Prenatal Screening Not As Accurate As Once Thought

“Normal” Children Killed as “Defective”? Scientists conclude there is really no such thing as “normal” in genetic inheritance. New research has found that more genetic differences exist among people than previous research had indicated. In 2000 the international team of scientists working on the Human Genome project said that there was only a miniscule percentage of difference between people. At about the same time, genetic screening was introduced as a common feature of prenatal care and as part of artificial procreation in IVF facilities. The new research shows, however, that this screening is not as accurate as previously thought. In the new study, 270 volunteers from different countries were tested and the researchers found that the genetic continuance from parents to child is not as straightforward as previously thought. In fact, the conclusion seems to be that there is really no such thing as “normal” in genetic inheritance. This means that screens for genetic abnormality are unrealizable without a reliable standard of “normal.” The report, published in the journal Nature suggests that prenatal screening may have incorrectly diagnosed genetic abnormalities as defects. In the period since the growth of genetic screening, in both IVF and natural conception, fewer children are being allowed to live to birth because of suspected genetic defects such as Down’s syndrome. With abortion being available in many jurisdictions for any reason or no reason, a genetic test result with any kind of abnormality is often a death sentence for the child. The Globe and Mail quotes Steve Scherer, a senior scientist at the Hospital for Sick Children in Toronto and study co-author, “The genome is...

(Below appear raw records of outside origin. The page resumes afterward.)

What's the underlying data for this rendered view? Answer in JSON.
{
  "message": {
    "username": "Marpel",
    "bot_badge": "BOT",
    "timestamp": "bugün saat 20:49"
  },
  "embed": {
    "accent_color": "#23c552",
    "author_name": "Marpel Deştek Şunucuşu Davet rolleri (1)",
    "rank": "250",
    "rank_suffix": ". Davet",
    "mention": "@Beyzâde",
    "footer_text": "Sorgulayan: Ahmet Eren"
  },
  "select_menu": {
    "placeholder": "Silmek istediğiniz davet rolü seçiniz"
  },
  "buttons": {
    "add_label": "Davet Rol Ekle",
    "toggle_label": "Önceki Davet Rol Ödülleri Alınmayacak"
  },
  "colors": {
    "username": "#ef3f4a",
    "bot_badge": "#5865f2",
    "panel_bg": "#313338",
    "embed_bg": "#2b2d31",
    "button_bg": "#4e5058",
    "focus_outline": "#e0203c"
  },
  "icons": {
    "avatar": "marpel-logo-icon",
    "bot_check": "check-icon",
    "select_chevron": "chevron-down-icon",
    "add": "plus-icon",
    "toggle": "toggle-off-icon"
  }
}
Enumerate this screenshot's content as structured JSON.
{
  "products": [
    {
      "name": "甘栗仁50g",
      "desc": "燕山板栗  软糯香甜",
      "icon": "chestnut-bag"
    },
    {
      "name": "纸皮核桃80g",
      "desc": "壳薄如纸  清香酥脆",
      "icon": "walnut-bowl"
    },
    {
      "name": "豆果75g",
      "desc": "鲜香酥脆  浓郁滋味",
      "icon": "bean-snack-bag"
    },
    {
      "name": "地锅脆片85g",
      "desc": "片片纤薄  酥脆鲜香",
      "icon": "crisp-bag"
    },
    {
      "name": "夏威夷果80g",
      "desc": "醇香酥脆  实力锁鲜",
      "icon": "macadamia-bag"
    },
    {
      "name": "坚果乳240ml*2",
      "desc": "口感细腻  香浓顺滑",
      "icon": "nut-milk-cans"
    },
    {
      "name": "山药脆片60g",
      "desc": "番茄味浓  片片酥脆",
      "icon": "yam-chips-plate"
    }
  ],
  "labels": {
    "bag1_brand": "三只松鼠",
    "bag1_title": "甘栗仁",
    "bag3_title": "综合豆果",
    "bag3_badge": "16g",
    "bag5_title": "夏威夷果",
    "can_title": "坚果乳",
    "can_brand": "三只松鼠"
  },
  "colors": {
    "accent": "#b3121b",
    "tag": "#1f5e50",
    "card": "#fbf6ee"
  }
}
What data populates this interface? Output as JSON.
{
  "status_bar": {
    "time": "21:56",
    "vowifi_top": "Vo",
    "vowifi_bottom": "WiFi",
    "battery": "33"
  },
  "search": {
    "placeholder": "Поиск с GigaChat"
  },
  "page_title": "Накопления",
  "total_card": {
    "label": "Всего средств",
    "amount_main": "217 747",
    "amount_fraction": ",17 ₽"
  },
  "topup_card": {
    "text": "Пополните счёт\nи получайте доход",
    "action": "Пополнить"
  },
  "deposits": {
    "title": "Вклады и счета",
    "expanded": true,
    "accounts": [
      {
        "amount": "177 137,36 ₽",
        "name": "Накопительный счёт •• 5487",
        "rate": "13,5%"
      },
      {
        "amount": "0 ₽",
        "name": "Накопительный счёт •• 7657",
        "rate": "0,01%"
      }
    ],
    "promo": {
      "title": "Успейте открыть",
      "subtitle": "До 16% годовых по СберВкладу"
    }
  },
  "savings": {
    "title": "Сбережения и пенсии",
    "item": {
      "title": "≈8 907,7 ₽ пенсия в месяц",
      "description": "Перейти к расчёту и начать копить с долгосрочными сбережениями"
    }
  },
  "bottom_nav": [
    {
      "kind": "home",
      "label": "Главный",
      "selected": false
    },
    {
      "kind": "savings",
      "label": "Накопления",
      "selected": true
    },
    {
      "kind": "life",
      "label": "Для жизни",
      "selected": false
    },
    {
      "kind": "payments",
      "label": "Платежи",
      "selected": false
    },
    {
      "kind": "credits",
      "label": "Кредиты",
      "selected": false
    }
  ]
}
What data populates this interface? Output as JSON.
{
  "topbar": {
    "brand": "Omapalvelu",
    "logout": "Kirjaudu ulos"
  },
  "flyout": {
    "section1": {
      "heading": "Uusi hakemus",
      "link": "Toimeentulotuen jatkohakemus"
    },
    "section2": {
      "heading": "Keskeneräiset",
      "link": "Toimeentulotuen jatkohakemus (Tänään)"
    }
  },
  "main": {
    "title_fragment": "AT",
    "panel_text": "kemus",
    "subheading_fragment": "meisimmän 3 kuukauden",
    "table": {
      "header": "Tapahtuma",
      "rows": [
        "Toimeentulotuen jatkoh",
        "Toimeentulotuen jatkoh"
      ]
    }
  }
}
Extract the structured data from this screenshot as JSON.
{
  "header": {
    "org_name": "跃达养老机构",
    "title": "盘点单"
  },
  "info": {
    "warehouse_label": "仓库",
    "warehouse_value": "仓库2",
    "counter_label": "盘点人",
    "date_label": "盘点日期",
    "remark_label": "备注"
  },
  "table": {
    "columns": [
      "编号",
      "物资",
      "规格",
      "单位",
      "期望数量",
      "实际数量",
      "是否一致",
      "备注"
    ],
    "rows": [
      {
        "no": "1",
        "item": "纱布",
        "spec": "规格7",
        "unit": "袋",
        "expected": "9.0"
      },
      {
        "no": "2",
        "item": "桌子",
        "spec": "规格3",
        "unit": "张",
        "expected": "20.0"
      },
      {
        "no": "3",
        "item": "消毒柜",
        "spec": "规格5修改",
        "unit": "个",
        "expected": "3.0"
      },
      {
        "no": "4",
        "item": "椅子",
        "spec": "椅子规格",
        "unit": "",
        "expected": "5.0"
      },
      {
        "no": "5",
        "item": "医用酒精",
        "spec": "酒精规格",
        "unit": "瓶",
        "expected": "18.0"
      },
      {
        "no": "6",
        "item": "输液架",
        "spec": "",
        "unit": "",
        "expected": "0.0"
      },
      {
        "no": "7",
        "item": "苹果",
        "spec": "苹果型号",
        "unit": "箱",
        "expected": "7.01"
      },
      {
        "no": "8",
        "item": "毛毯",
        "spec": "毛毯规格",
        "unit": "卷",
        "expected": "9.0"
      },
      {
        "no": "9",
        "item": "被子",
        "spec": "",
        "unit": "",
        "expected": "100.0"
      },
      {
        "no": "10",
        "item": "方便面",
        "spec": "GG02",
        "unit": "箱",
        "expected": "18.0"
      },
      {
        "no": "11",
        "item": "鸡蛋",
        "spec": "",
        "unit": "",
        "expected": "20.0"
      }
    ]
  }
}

Gene, stem cell combination rebuilds damaged livers in mice (9/04)

Trial Therapy May Fight Human Genetic Disorders  — A combination of gene therapy and stem cell therapy may offer a new way to correct inherited diseases, says a University of Florida study. In research with mice with damaged livers, the scientists removed liver cells called progenitors that have the ability of stem cells to rebuild damaged organs. These progenitor cells were equipped with a healthy human gene and then placed back in the mice. The progenitor cells than began to rebuild the liver with cells that expressed the healthy human gene.   “The idea is that if we use a patient’s own cells, then we don’t have to look for a donor or worry about medications that may be needed to prevent the body from rejecting the therapy,” Bryon Petersen, an associate professor of pathology, immunology, and laboratory medicine, said in a prepared statement. “We’ve got the ability to basically take cells out of the patient, do our magic and put the corrective gene in, and then put those cells back into the patient. I think it goes back to the concept of self healing self,” Petersen said. [online issue of Hepatology, 9/04; The Human Genome Project has more about gene therapy. University of Florida, news release, September 2004; 28Sept04...